Element data from apps and pages:
= = = =
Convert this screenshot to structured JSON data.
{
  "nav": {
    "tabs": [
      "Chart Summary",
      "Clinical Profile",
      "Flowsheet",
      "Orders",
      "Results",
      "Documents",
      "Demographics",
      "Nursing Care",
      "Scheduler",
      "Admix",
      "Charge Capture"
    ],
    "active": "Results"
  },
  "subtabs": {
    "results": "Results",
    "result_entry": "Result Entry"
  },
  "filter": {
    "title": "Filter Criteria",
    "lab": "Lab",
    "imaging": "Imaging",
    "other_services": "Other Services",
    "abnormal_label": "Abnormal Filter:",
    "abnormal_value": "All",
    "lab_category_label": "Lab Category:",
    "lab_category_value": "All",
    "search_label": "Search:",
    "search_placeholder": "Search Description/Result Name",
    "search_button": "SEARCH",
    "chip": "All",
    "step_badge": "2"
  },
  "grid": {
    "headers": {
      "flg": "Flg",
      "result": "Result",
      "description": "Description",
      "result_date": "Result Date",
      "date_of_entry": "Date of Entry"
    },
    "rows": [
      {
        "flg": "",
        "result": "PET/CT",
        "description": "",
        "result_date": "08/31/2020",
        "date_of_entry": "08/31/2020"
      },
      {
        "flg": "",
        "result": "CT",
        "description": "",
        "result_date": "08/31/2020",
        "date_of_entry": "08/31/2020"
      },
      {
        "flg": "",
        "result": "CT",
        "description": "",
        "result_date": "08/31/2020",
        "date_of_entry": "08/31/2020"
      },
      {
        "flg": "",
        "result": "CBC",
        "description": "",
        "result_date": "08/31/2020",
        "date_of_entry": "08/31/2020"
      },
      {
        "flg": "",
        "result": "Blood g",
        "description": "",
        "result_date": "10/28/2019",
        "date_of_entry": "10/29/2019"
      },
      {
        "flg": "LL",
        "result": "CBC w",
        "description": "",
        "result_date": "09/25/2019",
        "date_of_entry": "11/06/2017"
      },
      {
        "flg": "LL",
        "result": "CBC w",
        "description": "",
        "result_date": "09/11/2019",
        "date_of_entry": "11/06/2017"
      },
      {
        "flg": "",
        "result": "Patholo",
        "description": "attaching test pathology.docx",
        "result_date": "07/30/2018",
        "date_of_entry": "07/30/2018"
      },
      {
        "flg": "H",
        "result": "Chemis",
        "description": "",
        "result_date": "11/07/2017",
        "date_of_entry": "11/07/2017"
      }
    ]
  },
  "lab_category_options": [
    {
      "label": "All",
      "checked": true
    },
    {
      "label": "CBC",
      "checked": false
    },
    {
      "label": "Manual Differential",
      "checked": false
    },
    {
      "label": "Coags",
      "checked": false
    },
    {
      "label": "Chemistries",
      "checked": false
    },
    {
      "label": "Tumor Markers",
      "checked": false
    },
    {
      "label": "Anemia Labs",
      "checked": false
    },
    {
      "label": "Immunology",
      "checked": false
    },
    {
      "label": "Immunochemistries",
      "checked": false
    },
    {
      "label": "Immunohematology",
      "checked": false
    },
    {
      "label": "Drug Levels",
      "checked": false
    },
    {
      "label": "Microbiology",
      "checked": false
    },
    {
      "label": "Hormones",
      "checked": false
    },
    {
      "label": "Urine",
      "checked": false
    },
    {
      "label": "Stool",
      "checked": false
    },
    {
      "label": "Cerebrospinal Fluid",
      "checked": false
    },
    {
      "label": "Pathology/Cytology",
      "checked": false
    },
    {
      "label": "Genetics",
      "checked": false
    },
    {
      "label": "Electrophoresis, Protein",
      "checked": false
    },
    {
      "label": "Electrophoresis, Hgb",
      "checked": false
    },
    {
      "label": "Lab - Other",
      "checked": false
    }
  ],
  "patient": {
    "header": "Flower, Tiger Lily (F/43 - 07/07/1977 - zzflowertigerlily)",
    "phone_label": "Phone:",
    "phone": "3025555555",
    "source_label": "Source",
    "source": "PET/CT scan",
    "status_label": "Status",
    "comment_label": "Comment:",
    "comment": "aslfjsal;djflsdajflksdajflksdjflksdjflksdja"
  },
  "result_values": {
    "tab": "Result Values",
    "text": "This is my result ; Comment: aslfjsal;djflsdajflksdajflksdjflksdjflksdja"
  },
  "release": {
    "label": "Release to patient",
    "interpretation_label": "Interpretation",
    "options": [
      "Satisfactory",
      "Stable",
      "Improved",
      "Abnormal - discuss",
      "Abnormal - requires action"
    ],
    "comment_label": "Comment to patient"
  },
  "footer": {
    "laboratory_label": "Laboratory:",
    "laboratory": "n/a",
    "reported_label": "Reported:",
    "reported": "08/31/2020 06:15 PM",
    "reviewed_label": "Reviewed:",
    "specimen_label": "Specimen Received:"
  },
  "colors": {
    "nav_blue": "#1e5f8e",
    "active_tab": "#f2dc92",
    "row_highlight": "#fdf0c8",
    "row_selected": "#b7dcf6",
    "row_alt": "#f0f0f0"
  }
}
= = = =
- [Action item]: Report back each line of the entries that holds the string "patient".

- [Solution]:
  "patient": {
    "label": "Release to patient",
    "comment_label": "Comment to patient"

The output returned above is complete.